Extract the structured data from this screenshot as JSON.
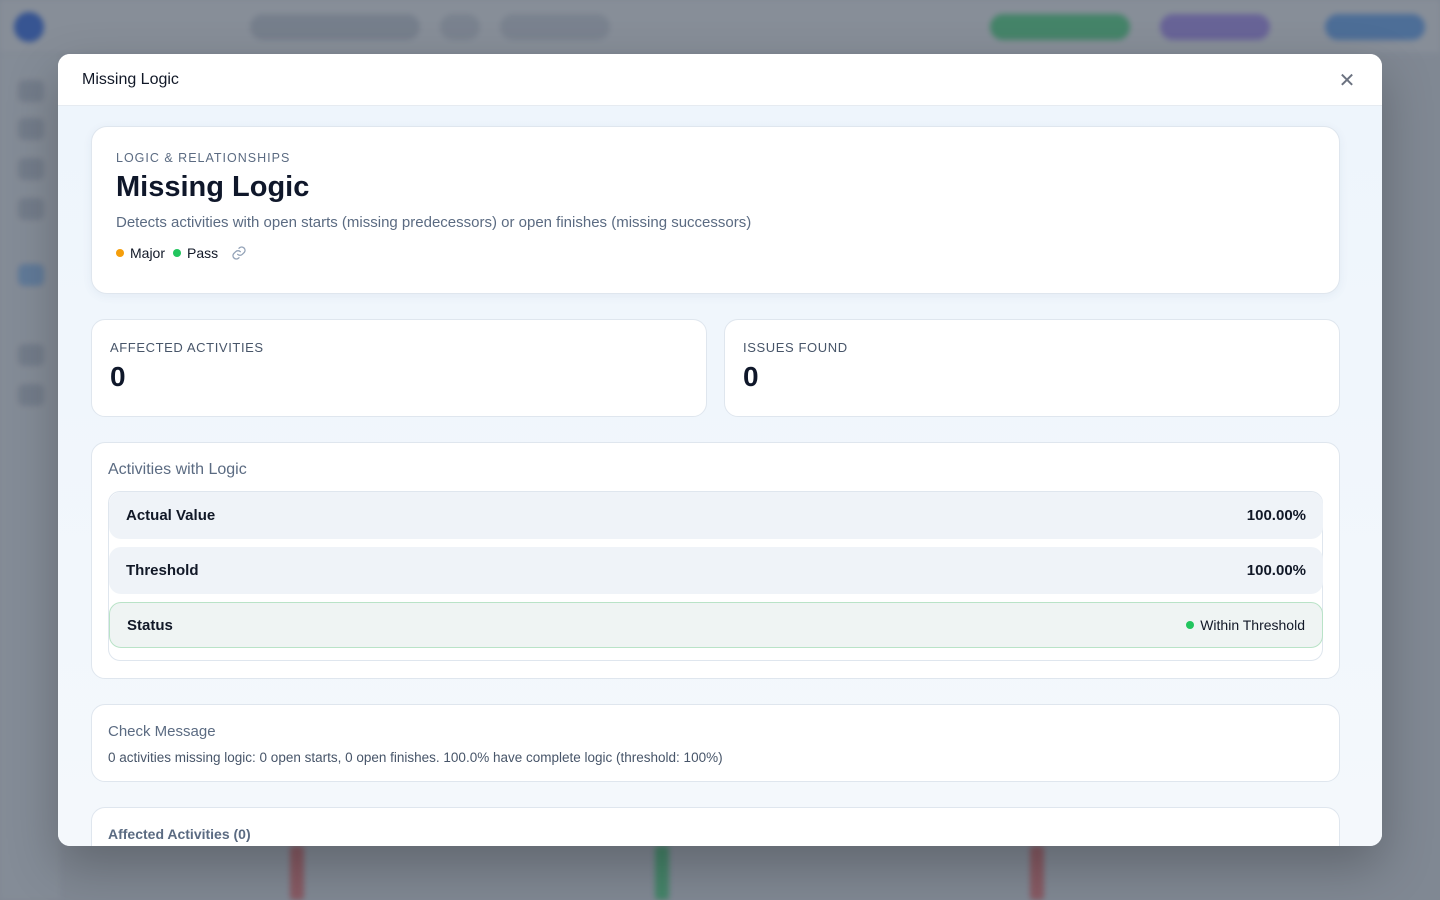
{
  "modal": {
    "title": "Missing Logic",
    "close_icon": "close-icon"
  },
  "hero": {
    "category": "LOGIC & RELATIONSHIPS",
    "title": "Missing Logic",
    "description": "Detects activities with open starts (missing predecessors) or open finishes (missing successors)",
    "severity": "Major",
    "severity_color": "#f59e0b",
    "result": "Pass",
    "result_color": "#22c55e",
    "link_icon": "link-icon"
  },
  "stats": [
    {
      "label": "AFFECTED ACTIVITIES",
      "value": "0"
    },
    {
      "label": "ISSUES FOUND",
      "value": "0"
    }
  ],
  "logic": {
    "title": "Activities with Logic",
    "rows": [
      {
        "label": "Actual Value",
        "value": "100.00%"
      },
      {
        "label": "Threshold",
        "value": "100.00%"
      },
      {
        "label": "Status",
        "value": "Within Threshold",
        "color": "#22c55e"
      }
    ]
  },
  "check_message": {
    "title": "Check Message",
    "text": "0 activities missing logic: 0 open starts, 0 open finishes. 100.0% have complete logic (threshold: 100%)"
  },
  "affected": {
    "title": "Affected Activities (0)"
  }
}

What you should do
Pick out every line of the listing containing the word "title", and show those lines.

Task response
    "title": "Missing Logic",
    "title": "Missing Logic",
    "title": "Activities with Logic",
    "title": "Check Message",
    "title": "Affected Activities (0)"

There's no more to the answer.